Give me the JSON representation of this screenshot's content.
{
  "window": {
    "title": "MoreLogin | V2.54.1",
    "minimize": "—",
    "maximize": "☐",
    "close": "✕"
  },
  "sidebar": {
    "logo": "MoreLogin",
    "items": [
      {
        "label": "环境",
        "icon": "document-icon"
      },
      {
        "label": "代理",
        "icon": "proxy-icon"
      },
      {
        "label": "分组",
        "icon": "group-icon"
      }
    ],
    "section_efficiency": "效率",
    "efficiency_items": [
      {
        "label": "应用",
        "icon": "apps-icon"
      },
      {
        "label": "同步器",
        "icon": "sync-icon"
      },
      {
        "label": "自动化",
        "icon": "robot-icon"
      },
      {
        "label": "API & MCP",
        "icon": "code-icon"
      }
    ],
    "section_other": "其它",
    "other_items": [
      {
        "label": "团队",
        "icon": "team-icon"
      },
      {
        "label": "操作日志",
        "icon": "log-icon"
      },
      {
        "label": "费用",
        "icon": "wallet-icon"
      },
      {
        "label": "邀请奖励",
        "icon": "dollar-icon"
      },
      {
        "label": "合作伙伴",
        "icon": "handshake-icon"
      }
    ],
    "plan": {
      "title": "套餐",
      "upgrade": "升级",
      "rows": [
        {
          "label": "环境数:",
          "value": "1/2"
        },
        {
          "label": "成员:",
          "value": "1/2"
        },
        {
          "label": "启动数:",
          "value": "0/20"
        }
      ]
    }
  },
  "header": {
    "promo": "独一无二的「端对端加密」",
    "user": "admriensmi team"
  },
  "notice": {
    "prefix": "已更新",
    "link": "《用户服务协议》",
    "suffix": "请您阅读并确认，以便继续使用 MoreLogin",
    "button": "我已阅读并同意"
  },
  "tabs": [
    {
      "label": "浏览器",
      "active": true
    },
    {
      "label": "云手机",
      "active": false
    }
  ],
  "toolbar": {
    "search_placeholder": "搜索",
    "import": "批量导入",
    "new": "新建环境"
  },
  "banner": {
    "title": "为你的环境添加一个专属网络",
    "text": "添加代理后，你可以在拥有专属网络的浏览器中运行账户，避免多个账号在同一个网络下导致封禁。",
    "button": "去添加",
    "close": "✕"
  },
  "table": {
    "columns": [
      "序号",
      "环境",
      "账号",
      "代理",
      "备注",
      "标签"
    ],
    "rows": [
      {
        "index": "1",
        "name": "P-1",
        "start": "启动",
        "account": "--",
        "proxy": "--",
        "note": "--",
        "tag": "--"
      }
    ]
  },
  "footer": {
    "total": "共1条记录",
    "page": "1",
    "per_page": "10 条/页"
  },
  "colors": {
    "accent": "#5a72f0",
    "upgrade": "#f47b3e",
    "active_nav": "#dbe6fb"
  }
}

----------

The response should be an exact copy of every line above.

Give me the JSON representation of this screenshot's content.
{
  "window": {
    "title": "MoreLogin | V2.54.1",
    "minimize": "—",
    "maximize": "☐",
    "close": "✕"
  },
  "sidebar": {
    "logo": "MoreLogin",
    "items": [
      {
        "label": "环境",
        "icon": "document-icon"
      },
      {
        "label": "代理",
        "icon": "proxy-icon"
      },
      {
        "label": "分组",
        "icon": "group-icon"
      }
    ],
    "section_efficiency": "效率",
    "efficiency_items": [
      {
        "label": "应用",
        "icon": "apps-icon"
      },
      {
        "label": "同步器",
        "icon": "sync-icon"
      },
      {
        "label": "自动化",
        "icon": "robot-icon"
      },
      {
        "label": "API & MCP",
        "icon": "code-icon"
      }
    ],
    "section_other": "其它",
    "other_items": [
      {
        "label": "团队",
        "icon": "team-icon"
      },
      {
        "label": "操作日志",
        "icon": "log-icon"
      },
      {
        "label": "费用",
        "icon": "wallet-icon"
      },
      {
        "label": "邀请奖励",
        "icon": "dollar-icon"
      },
      {
        "label": "合作伙伴",
        "icon": "handshake-icon"
      }
    ],
    "plan": {
      "title": "套餐",
      "upgrade": "升级",
      "rows": [
        {
          "label": "环境数:",
          "value": "1/2"
        },
        {
          "label": "成员:",
          "value": "1/2"
        },
        {
          "label": "启动数:",
          "value": "0/20"
        }
      ]
    }
  },
  "header": {
    "promo": "独一无二的「端对端加密」",
    "user": "admriensmi team"
  },
  "notice": {
    "prefix": "已更新",
    "link": "《用户服务协议》",
    "suffix": "请您阅读并确认，以便继续使用 MoreLogin",
    "button": "我已阅读并同意"
  },
  "tabs": [
    {
      "label": "浏览器",
      "active": true
    },
    {
      "label": "云手机",
      "active": false
    }
  ],
  "toolbar": {
    "search_placeholder": "搜索",
    "import": "批量导入",
    "new": "新建环境"
  },
  "banner": {
    "title": "为你的环境添加一个专属网络",
    "text": "添加代理后，你可以在拥有专属网络的浏览器中运行账户，避免多个账号在同一个网络下导致封禁。",
    "button": "去添加",
    "close": "✕"
  },
  "table": {
    "columns": [
      "序号",
      "环境",
      "账号",
      "代理",
      "备注",
      "标签"
    ],
    "rows": [
      {
        "index": "1",
        "name": "P-1",
        "start": "启动",
        "account": "--",
        "proxy": "--",
        "note": "--",
        "tag": "--"
      }
    ]
  },
  "footer": {
    "total": "共1条记录",
    "page": "1",
    "per_page": "10 条/页"
  },
  "colors": {
    "accent": "#5a72f0",
    "upgrade": "#f47b3e",
    "active_nav": "#dbe6fb"
  }
}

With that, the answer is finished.